The Academy of Motion Picture Arts and Sciences doesn't issue awards for display monitors, but those aspiring to the academy's Scientific and Technical Awards will undoubtedly have used technology that's inside the MultiSync PA301W monitor from NEC Display Solutions. Its 14-bit 3D lookup table (LUT) is used in the film industry to predict how colors will appear when projected onto the silver screen.
And for graphic designers, art and production staff, photo editors, and all manner of digital artists and other mortal professionals for whom color accuracy is critical for output, there's no better technology today than the 10-bit color palette in use in NEC's high-end digital display. It displays more than 93 percent of the NTSC's color gamut at 98.2 percent of Adobe's RGB gamut.

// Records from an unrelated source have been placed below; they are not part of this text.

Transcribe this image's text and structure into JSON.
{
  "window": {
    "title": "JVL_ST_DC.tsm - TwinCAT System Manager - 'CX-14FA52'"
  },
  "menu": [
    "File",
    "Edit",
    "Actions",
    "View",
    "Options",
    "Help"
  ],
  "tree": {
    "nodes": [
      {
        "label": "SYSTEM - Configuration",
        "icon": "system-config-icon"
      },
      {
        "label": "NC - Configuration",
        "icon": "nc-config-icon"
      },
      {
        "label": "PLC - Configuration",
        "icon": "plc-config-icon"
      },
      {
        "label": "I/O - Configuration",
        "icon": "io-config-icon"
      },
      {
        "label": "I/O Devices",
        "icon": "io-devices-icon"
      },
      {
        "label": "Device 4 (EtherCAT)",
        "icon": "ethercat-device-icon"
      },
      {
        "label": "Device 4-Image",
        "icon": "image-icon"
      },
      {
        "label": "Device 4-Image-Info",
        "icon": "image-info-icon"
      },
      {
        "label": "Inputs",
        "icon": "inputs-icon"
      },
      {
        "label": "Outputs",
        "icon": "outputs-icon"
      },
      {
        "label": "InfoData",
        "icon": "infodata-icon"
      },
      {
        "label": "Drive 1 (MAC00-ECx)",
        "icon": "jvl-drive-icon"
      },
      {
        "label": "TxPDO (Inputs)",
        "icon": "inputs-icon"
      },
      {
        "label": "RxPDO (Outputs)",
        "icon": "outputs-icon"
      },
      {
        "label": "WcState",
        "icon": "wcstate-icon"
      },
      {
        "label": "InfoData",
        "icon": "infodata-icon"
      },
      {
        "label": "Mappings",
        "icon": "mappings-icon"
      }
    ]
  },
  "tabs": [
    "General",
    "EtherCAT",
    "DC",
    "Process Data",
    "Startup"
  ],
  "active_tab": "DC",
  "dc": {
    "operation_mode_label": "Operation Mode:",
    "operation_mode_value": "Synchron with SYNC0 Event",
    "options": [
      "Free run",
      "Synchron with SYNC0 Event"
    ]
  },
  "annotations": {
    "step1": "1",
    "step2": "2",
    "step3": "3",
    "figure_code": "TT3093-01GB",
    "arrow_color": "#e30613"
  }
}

The technology was obvious in grayscale and color gradient tests, where absolutely no banding was visible when viewing the CRN Test Center's standard test images; shading transitioned from full to none as smoothly as could be. We dare you to try that with your monitor; we can almost guarantee that you'll see banding when you click this page.
But not with the $2,299 MultiSync PA301W, whose IPS panel drives a native resolution of 2560 x 1600 with absolutely no color and contrast distortion at all but the sharpest viewing angles. The all-digital monitor offers four inputs in all; two DVI-D (dual-link) and two DisplayPort. There's a dedicated (and proper) input button; no need for a ridiculous trip to the menu.
There are no HDMI or VGA ports. But NEC makes up for that in spades with a built-in KVM switch, a feature we've praised on other MultiSync models. Why is this useful? These days, it's common for people to use multiple PCs with a single monitor. But what about the peripherals from those PCs? NEC's built-in USB switch automatically transfers the keyboard and mouse connections to the PC that's currently being viewed. Brilliant, right?